Drawing-Picture

 

It was nothing out of the blue. I was on my way back home from an education fair and the auto rickshaw I was in stopped behind a large swarm of vehicles at a traffic light.

 

Now, when you stop at the traffic lights what is the first thing that you notice? In India? The red light? Or the unnecessary smoke coming off your neighbours’ vehicles? Or the law-breachers flouting traffic rules? Or the people spitting? Or the wasting of finite resources?

 

Nope, what usually welcomes you first when you halt at the red light are the beggars-of-India! Mendicants. Vagrants. Whatever you call them, you will find them on the streets. As I said, nothing surprising about it.

 

So,there I am,fiddling with my bag when this little girl comes running. She must have been seven years or maybe eight, not more. Sun burned, her hair is full of filth and is wearing a dirt smeared yellow dress. Bareheaded, barefooted under the hot sun.

 

She looks at me imploringly, extends her palm and does what she has been taught to do: Beg.

 

So I give this little cherub a ten rupee note and she beams at me, turns to look at the lights and prances back under a tree and sits down. She starts doodling in the mud with her finger and I turn my attention back to my bag. The light goes green-the engine fails to start. The driver tells me to hire another auto. He is the boss, so I hop down and, move under the shade of the tree and start waving at the autos who pass by as if I was invisible. I look around in frustration and that is when I espied it.

 

The girl had finished her doodling and was getting ready for her next round as the light turned red again.

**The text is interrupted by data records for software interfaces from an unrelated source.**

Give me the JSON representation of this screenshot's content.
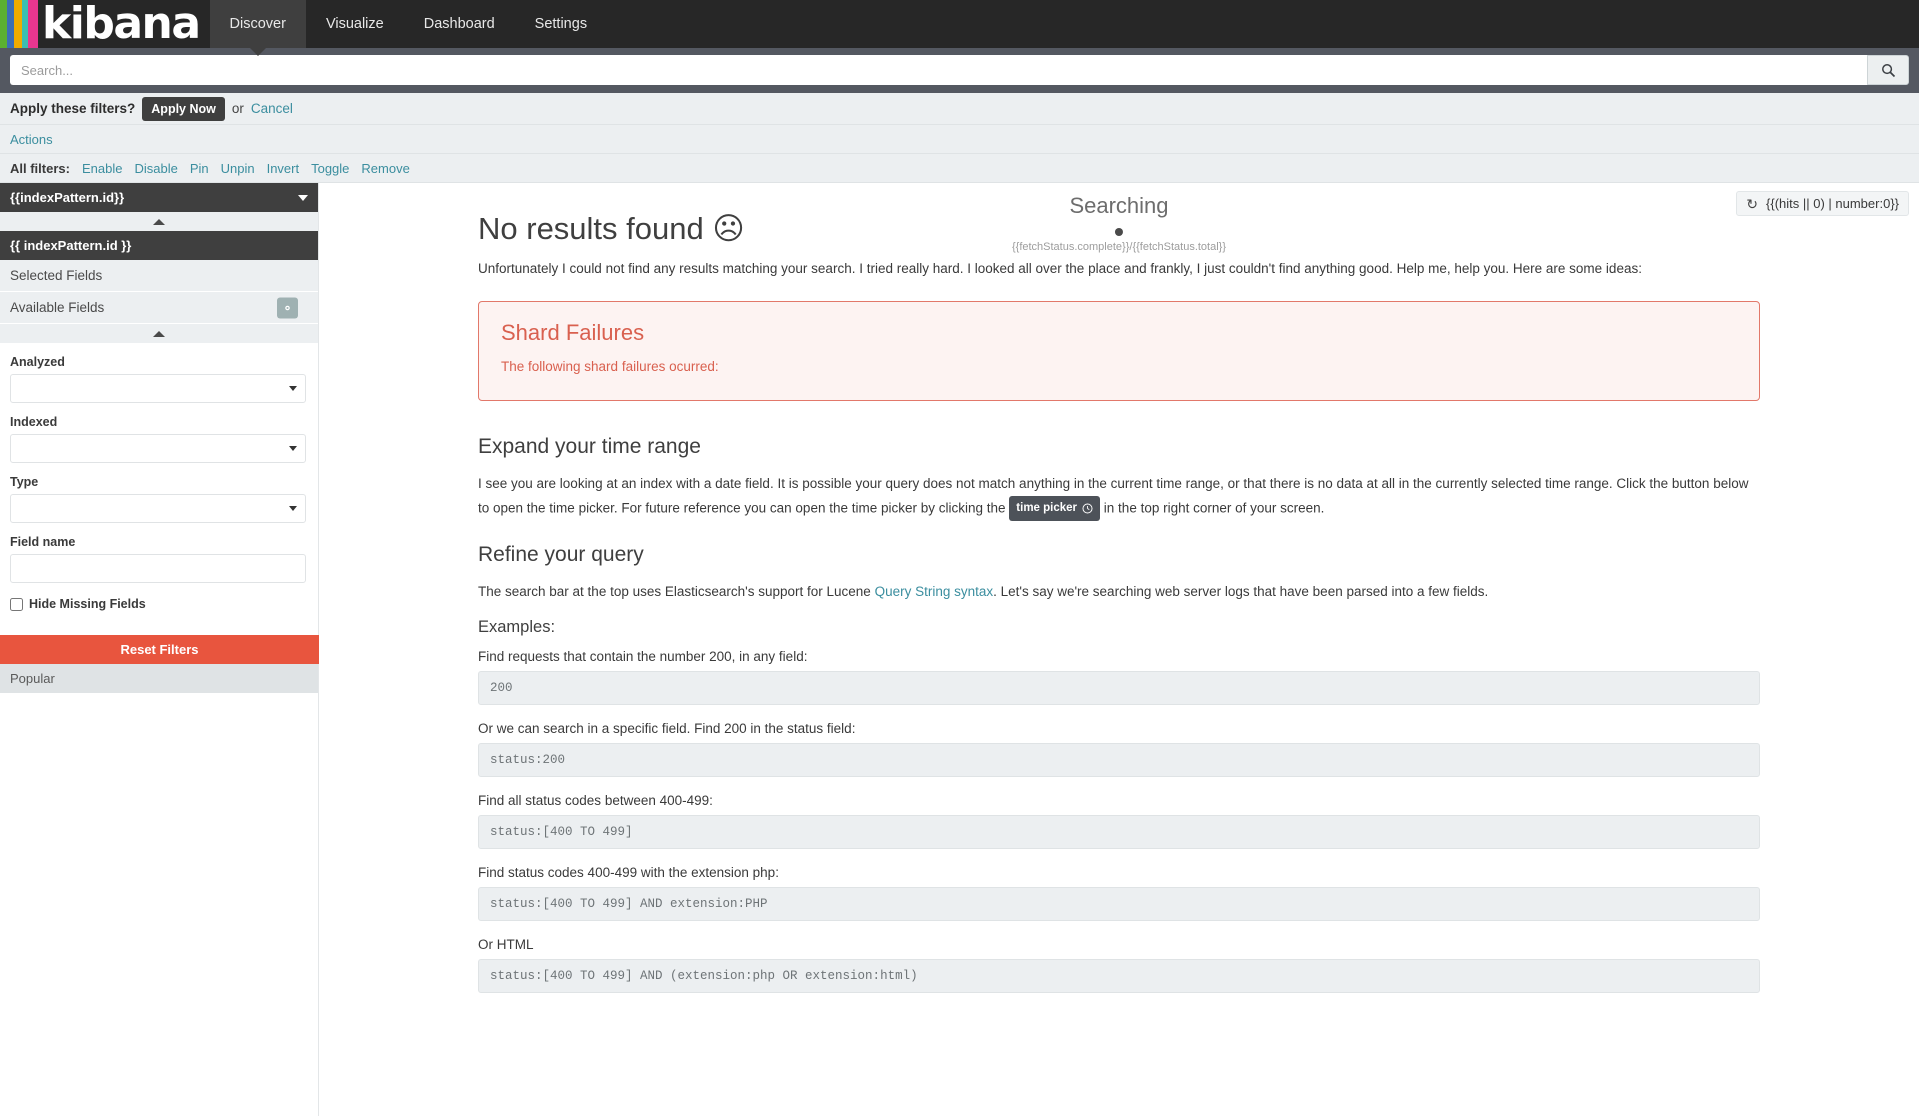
{
  "nav": {
    "brand": "kibana",
    "logo_bar_colors": [
      "#5bb030",
      "#3c6eb4",
      "#f0ab00",
      "#3cbeb1",
      "#e8368f"
    ],
    "items": [
      {
        "label": "Discover",
        "active": true
      },
      {
        "label": "Visualize",
        "active": false
      },
      {
        "label": "Dashboard",
        "active": false
      },
      {
        "label": "Settings",
        "active": false
      }
    ]
  },
  "search": {
    "placeholder": "Search...",
    "value": "",
    "button_icon": "search-icon"
  },
  "filter_apply": {
    "question": "Apply these filters?",
    "apply_label": "Apply Now",
    "or_text": "or",
    "cancel_label": "Cancel"
  },
  "filter_actions": {
    "actions_label": "Actions"
  },
  "all_filters": {
    "label": "All filters:",
    "actions": [
      "Enable",
      "Disable",
      "Pin",
      "Unpin",
      "Invert",
      "Toggle",
      "Remove"
    ]
  },
  "sidebar": {
    "index_pattern_header": "{{indexPattern.id}}",
    "index_pattern_section": "{{ indexPattern.id }}",
    "selected_fields": "Selected Fields",
    "available_fields": "Available Fields",
    "gear_icon": "gear-icon",
    "filters": [
      {
        "label": "Analyzed",
        "type": "select",
        "value": ""
      },
      {
        "label": "Indexed",
        "type": "select",
        "value": ""
      },
      {
        "label": "Type",
        "type": "select",
        "value": ""
      },
      {
        "label": "Field name",
        "type": "text",
        "value": ""
      }
    ],
    "hide_missing_label": "Hide Missing Fields",
    "hide_missing_checked": false,
    "reset_label": "Reset Filters",
    "reset_color": "#e8553e",
    "popular_label": "Popular"
  },
  "hits": {
    "refresh_icon": "refresh-icon",
    "value": "{{(hits || 0) | number:0}}"
  },
  "searching": {
    "title": "Searching",
    "status": "{{fetchStatus.complete}}/{{fetchStatus.total}}"
  },
  "main": {
    "no_results_title": "No results found ☹",
    "intro": "Unfortunately I could not find any results matching your search. I tried really hard. I looked all over the place and frankly, I just couldn't find anything good. Help me, help you. Here are some ideas:",
    "shard": {
      "title": "Shard Failures",
      "subtitle": "The following shard failures ocurred:",
      "border_color": "#e2786a",
      "bg_color": "#fdf3f2",
      "text_color": "#d9604f"
    },
    "time_range": {
      "title": "Expand your time range",
      "body_part1": "I see you are looking at an index with a date field. It is possible your query does not match anything in the current time range, or that there is no data at all in the currently selected time range. Click the button below to open the time picker. For future reference you can open the time picker by clicking the",
      "chip_label": "time picker",
      "chip_icon": "clock-icon",
      "body_part2": "in the top right corner of your screen."
    },
    "refine": {
      "title": "Refine your query",
      "body_part1": "The search bar at the top uses Elasticsearch's support for Lucene",
      "link_label": "Query String syntax",
      "body_part2": ". Let's say we're searching web server logs that have been parsed into a few fields.",
      "examples_heading": "Examples:",
      "examples": [
        {
          "label": "Find requests that contain the number 200, in any field:",
          "code": "200"
        },
        {
          "label": "Or we can search in a specific field. Find 200 in the status field:",
          "code": "status:200"
        },
        {
          "label": "Find all status codes between 400-499:",
          "code": "status:[400 TO 499]"
        },
        {
          "label": "Find status codes 400-499 with the extension php:",
          "code": "status:[400 TO 499] AND extension:PHP"
        },
        {
          "label": "Or HTML",
          "code": "status:[400 TO 499] AND (extension:php OR extension:html)"
        }
      ]
    }
  }
}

She ran to do her chore and left me gaping at what she had drawn in the mud.

A house…A Home.

 

Hence those tears.